Since 2014, Brazil’s Operation Car Wash has resulted in more than 240 criminal charges and 118 convictions in the country’s biggest corruption scandal to date. The operation is not a miracle, but is rather the result of a long effort in Brazil to fight corruption, according to the former minister of the Brazilian General Comptroller’s office, Jorge Hage.
A long-time critic of the lack of transparency in state-owned companies, Hage was the head of the national ministry to fight corruption in the country for almost eight years, the very period that has come under scrutiny from Car Wash investigators now. We spoke with him to understand in greater detail what is happening in Brazil, what the world can learn from it, and also the limitations and drawbacks of the operation.
How did Operation Car Wash come about?
Car Wash exists because in 2003 the President gave up his constitutional prerogative to select the chief of the Public Federal Ministry. The situation completely changed and the Public Federal Ministry began to investigate Brazil’s biggest authorities. We cannot speak simplistically that Car Wash happened because of a miracle. That’s not the way that things work.
Is there any relation between Lava Jato and the impeachment of the former President Dilma Rousseff?
No, the [former] President has never been accused of corruption. The impeachment had completely fanciful and fallacious bases, but not even those had anything to do with ethics or corruption. The fall of president Dilma Rousseff happened due to political and economic problems. Mostly because of the lack of political support inside the National Congress. In other words, Brazil has been transformed in a parliamentary country without changing its constitution.
Critics of the operation says that it’s targets have been selected with a certain selectivity. Do you agree with that?
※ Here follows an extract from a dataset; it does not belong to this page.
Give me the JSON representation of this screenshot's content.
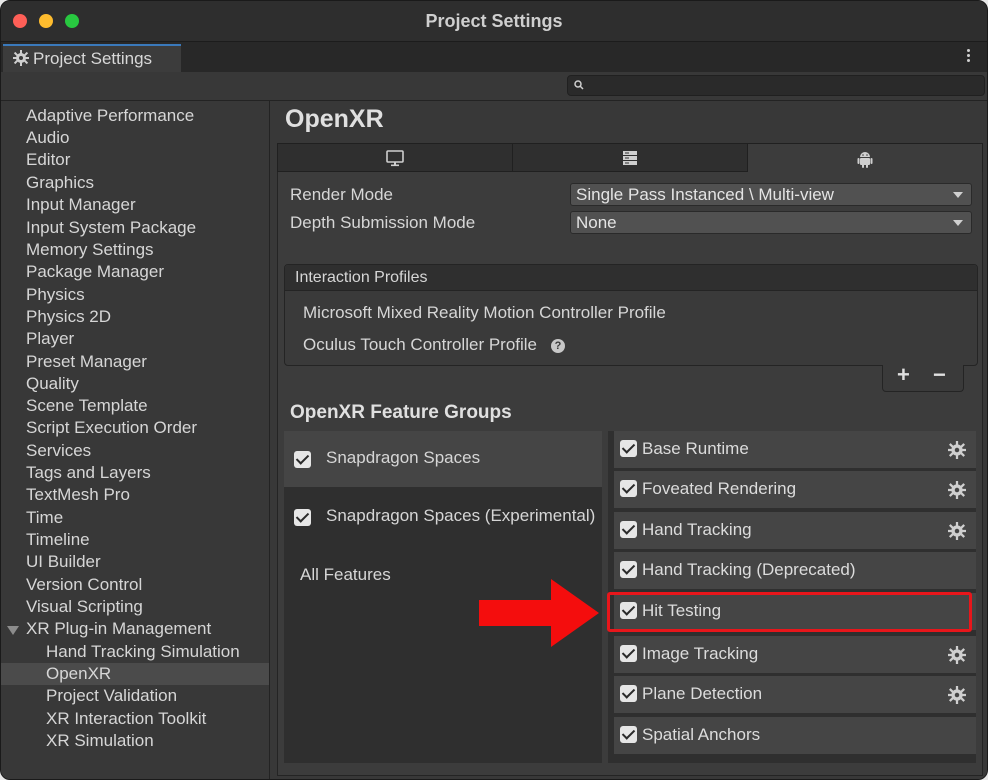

I can not say that the prosecutors have this or that party preference. But, what I have been observing is that they should take care to distribute their investigations more equally across the political spectrum, so they could avoid this kind of accusation, this kind of suspicion that just weakens the operation.
How would you evaluate the current administration’s stance against corruption?
I see it with a lot of concern. Because for me it seems that the subject of fighting corruption has left the Executive agenda. And then there’s the fact that a large part of the administration political base is implicated in the investigation. There is a clear conflict of interest between the proposals to fight corruption and the representatives of the people; they are congressmen that are fearful of being accused.
What can other countries learn from the Car Wash experience?
Without any doubt, but I would also say that they have to learn from the preconditions of Car Wash as well. Firstly, they should strengthen their Public Ministry, their policies and their central organ of control. Secondly, they should adopt the laws that Brazil has adopted. They should enable what is behind the Car Wash operation, which is basically the system of plea bargain and the independence of the judiciary. The countries can not copy anything from Car Wash if they do not have those preconditions.
Piero Locatelli is a journalist at Repórter Brasil. He investigates the supply chain of companies and its relation to human rights issues. He has been covering politics since 2008 and has worked in Brazilian news outlets such as CartaCapital, iG and UOL. He is the author of the book #VemPraRua, about the Brazilian protests of 2013.